Element data from apps and pages:
== Segment start ==
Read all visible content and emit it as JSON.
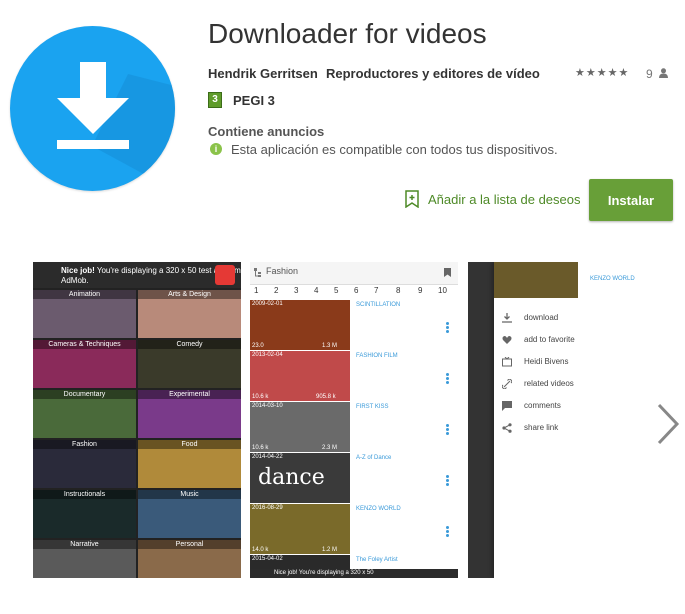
{
  "app": {
    "title": "Downloader for videos",
    "developer": "Hendrik Gerritsen",
    "category": "Reproductores y editores de vídeo",
    "stars": "★★★★★",
    "rating_count": "9",
    "pegi_badge": "3",
    "pegi": "PEGI 3",
    "ads": "Contiene anuncios",
    "compatibility": "Esta aplicación es compatible con todos tus dispositivos.",
    "info_glyph": "i",
    "wishlist_label": "Añadir a la lista de deseos",
    "install_label": "Instalar",
    "icon_color": "#1aa3f0",
    "accent": "#689f38"
  },
  "screenshot1": {
    "ad_text_bold": "Nice job!",
    "ad_text": " You're displaying a 320 x 50 test ad from AdMob.",
    "tiles": [
      {
        "label": "Animation",
        "color": "#6b5b6e"
      },
      {
        "label": "Arts & Design",
        "color": "#b88a7a"
      },
      {
        "label": "Cameras & Techniques",
        "color": "#8a2a5a"
      },
      {
        "label": "Comedy",
        "color": "#3a3a2a"
      },
      {
        "label": "Documentary",
        "color": "#4a6a3a"
      },
      {
        "label": "Experimental",
        "color": "#7a3a8a"
      },
      {
        "label": "Fashion",
        "color": "#2a2a3a"
      },
      {
        "label": "Food",
        "color": "#b08a3a"
      },
      {
        "label": "Instructionals",
        "color": "#1a2a2a"
      },
      {
        "label": "Music",
        "color": "#3a5a7a"
      },
      {
        "label": "Narrative",
        "color": "#5a5a5a"
      },
      {
        "label": "Personal",
        "color": "#8a6a4a"
      }
    ]
  },
  "screenshot2": {
    "title": "Fashion",
    "pages": [
      "1",
      "2",
      "3",
      "4",
      "5",
      "6",
      "7",
      "8",
      "9",
      "10"
    ],
    "rows": [
      {
        "title": "SCINTILLATION",
        "date": "2009-02-01",
        "likes": "23.0",
        "views": "1.3 M",
        "color": "#8a3a1a"
      },
      {
        "title": "FASHION FILM",
        "date": "2013-02-04",
        "likes": "10.6 k",
        "views": "905.8 k",
        "color": "#c04a4a"
      },
      {
        "title": "FIRST KISS",
        "date": "2014-03-10",
        "likes": "10.6 k",
        "views": "2.3 M",
        "color": "#6a6a6a"
      },
      {
        "title": "A-Z of Dance",
        "date": "2014-04-22",
        "likes": "",
        "views": "",
        "color": "#3a3a3a"
      },
      {
        "title": "KENZO WORLD",
        "date": "2016-08-29",
        "likes": "14.0 k",
        "views": "1.2 M",
        "color": "#7a6a2a"
      },
      {
        "title": "The Foley Artist",
        "date": "2015-04-02",
        "likes": "",
        "views": "",
        "color": "#2a2a2a"
      }
    ],
    "dance_overlay": "dance",
    "bottom_ad": "Nice job! You're displaying a 320 x 50"
  },
  "screenshot3": {
    "header": "KENZO WORLD",
    "menu": [
      "download",
      "add to favorite",
      "Heidi Bivens",
      "related videos",
      "comments",
      "share link"
    ]
  }
}
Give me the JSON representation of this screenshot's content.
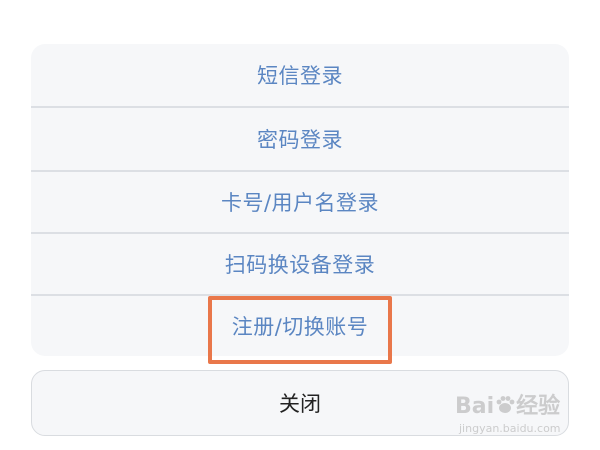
{
  "action_sheet": {
    "options": [
      {
        "label": "短信登录"
      },
      {
        "label": "密码登录"
      },
      {
        "label": "卡号/用户名登录"
      },
      {
        "label": "扫码换设备登录"
      },
      {
        "label": "注册/切换账号"
      }
    ],
    "close_label": "关闭",
    "highlighted_option": "注册/切换账号"
  },
  "colors": {
    "option_text": "#5b86c2",
    "sheet_background": "#f6f7f9",
    "highlight_border": "#e9774a",
    "close_text": "#222222"
  },
  "watermark": {
    "brand_prefix": "Bai",
    "brand_suffix": "经验",
    "site": "jingyan.baidu.com"
  }
}
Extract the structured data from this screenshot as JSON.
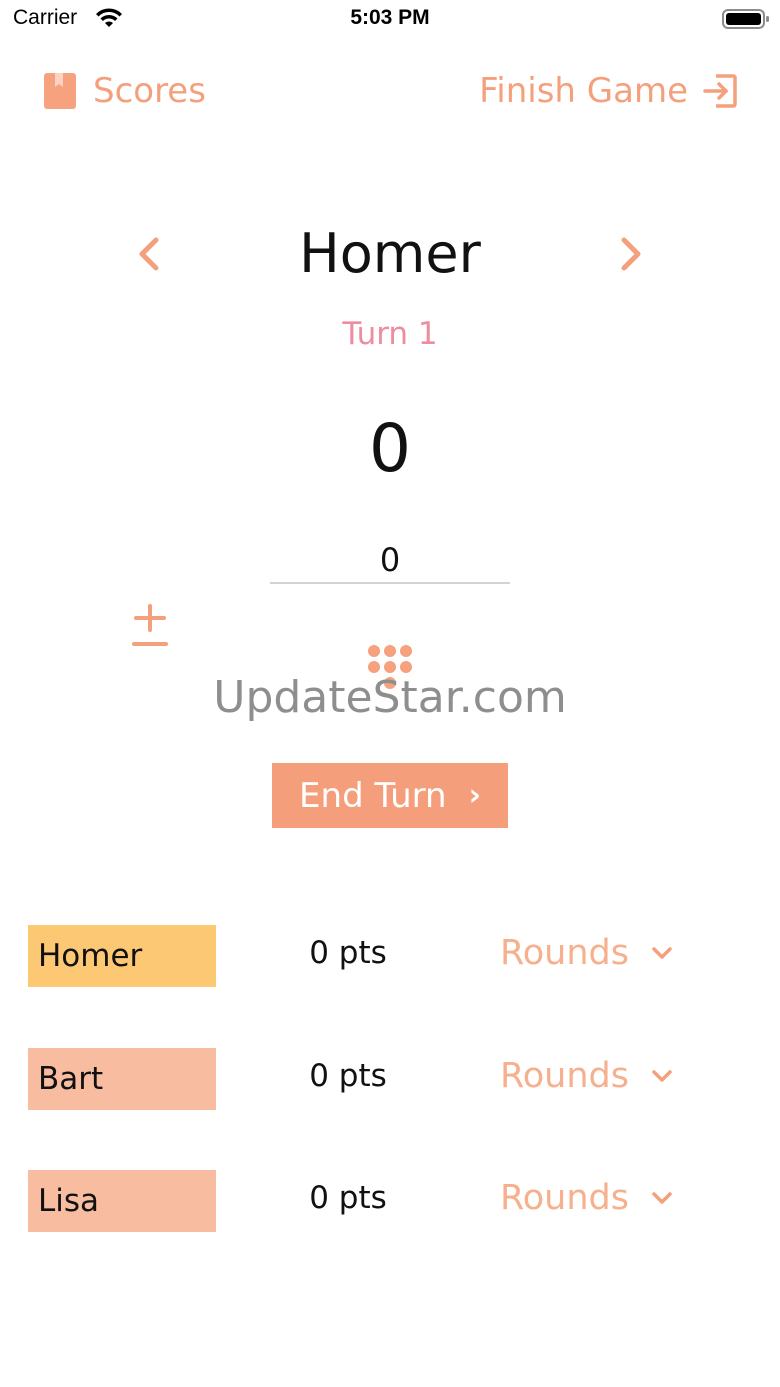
{
  "status_bar": {
    "carrier": "Carrier",
    "time": "5:03 PM",
    "wifi_icon": "wifi-icon",
    "battery_icon": "battery-icon"
  },
  "nav": {
    "scores_label": "Scores",
    "scores_icon": "bookmark-icon",
    "finish_label": "Finish Game",
    "finish_icon": "exit-icon"
  },
  "current_player": {
    "name": "Homer",
    "turn": "Turn 1",
    "score": "0",
    "input_value": "0"
  },
  "controls": {
    "prev_icon": "chevron-left-icon",
    "next_icon": "chevron-right-icon",
    "plusminus_icon": "plus-minus-icon",
    "keypad_icon": "keypad-icon",
    "end_turn_label": "End Turn",
    "end_turn_chevron": "›"
  },
  "watermark": "UpdateStar.com",
  "players": [
    {
      "name": "Homer",
      "pts": "0 pts",
      "rounds_label": "Rounds",
      "color": "#fdc874"
    },
    {
      "name": "Bart",
      "pts": "0 pts",
      "rounds_label": "Rounds",
      "color": "#f8bda1"
    },
    {
      "name": "Lisa",
      "pts": "0 pts",
      "rounds_label": "Rounds",
      "color": "#f8bda1"
    }
  ],
  "colors": {
    "accent": "#f4a07c",
    "turn_pink": "#ee8ca0",
    "button_bg": "#f59e7b"
  }
}
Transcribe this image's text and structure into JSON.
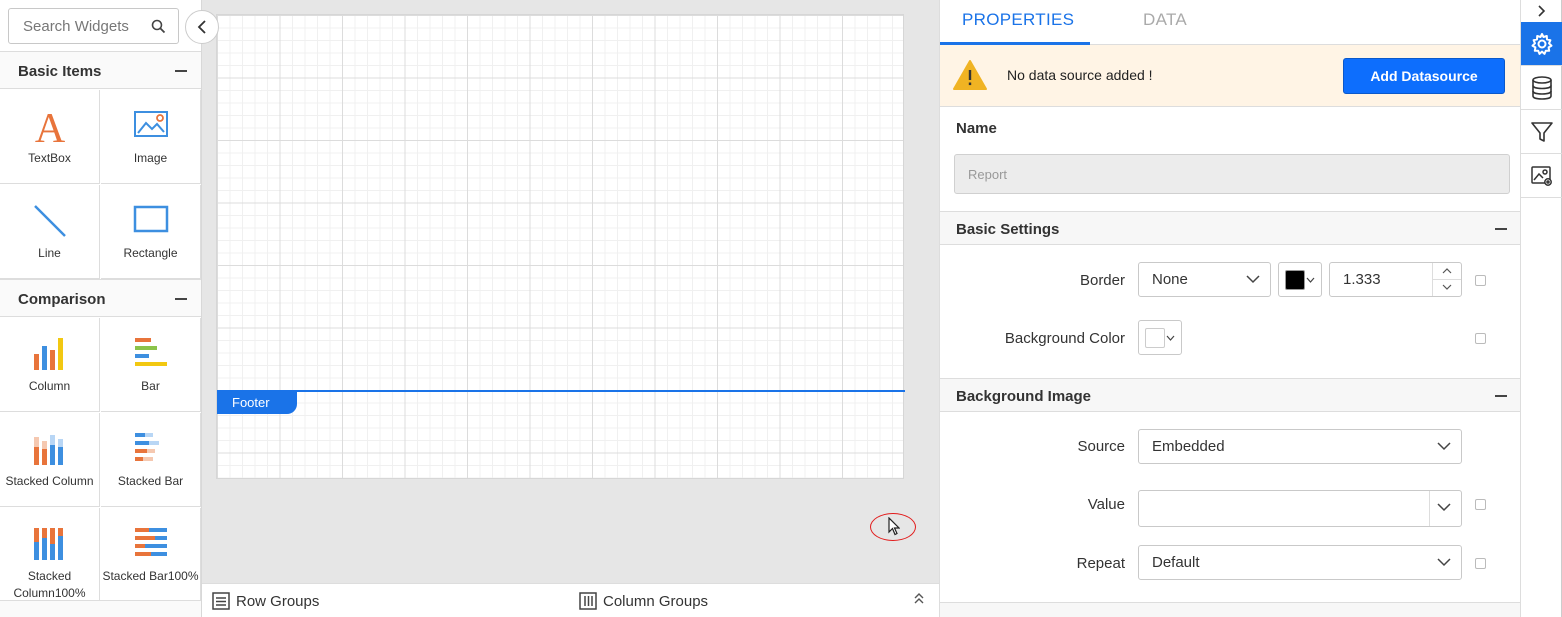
{
  "search": {
    "placeholder": "Search Widgets"
  },
  "categories": [
    {
      "label": "Basic Items",
      "items": [
        "TextBox",
        "Image",
        "Line",
        "Rectangle"
      ]
    },
    {
      "label": "Comparison",
      "items": [
        "Column",
        "Bar",
        "Stacked Column",
        "Stacked Bar",
        "Stacked Column100%",
        "Stacked Bar100%"
      ]
    }
  ],
  "canvas": {
    "footer_label": "Footer"
  },
  "bottom": {
    "row_groups": "Row Groups",
    "column_groups": "Column Groups"
  },
  "tabs": {
    "properties": "PROPERTIES",
    "data": "DATA"
  },
  "warning": {
    "message": "No data source added !",
    "button": "Add Datasource"
  },
  "name": {
    "label": "Name",
    "value": "Report"
  },
  "basic_settings": {
    "title": "Basic Settings",
    "border_label": "Border",
    "border_value": "None",
    "border_color": "#000000",
    "border_width": "1.333",
    "bg_color_label": "Background Color",
    "bg_color": "#ffffff"
  },
  "background_image": {
    "title": "Background Image",
    "source_label": "Source",
    "source_value": "Embedded",
    "value_label": "Value",
    "value_value": "",
    "repeat_label": "Repeat",
    "repeat_value": "Default"
  },
  "colors": {
    "accent": "#1a73e8",
    "warning_bg": "#fff4e5",
    "warning_icon": "#f0b323"
  }
}
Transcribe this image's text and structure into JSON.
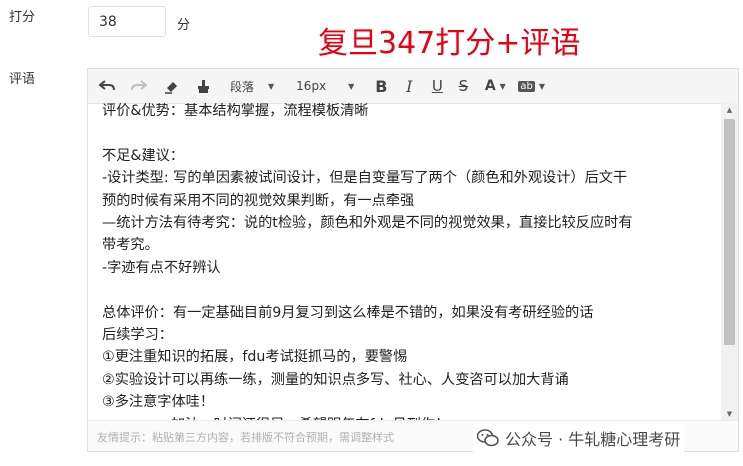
{
  "score": {
    "label": "打分",
    "value": "38",
    "unit": "分"
  },
  "banner": "复旦347打分+评语",
  "comment": {
    "label": "评语",
    "toolbar": {
      "paragraph": "段落",
      "font_size": "16px",
      "bold": "B",
      "italic": "I",
      "underline": "U",
      "strike": "S",
      "font_color": "A",
      "bg_color": "ab"
    },
    "lines": [
      "评价&优势：基本结构掌握，流程模板清晰",
      "",
      "不足&建议：",
      "-设计类型: 写的单因素被试间设计，但是自变量写了两个（颜色和外观设计）后文干",
      "预的时候有采用不同的视觉效果判断，有一点牵强",
      "—统计方法有待考究：说的t检验，颜色和外观是不同的视觉效果，直接比较反应时有",
      "带考究。",
      "-字迹有点不好辨认",
      "",
      "总体评价：有一定基础目前9月复习到这么棒是不错的，如果没有考研经验的话",
      "后续学习：",
      "①更注重知识的拓展，fdu考试挺抓马的，要警惕",
      "②实验设计可以再练一练，测量的知识点多写、社心、人变咨可以加大背诵",
      "③多注意字体哇！",
      "anyway，加油，时间还很早，希望明年在fdu见到你！"
    ],
    "hint": "友情提示：粘贴第三方内容，若排版不符合预期，需调整样式"
  },
  "watermark": "公众号 · 牛轧糖心理考研"
}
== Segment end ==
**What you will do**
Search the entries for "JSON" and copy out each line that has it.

**Result**
Read all visible content and emit it as JSON.
Give me the JSON representation of this screenshot's content.
Extract the structured data from this screenshot as JSON.
Transcribe this image's text and structure into JSON.
Transcribe this image's text and structure into JSON.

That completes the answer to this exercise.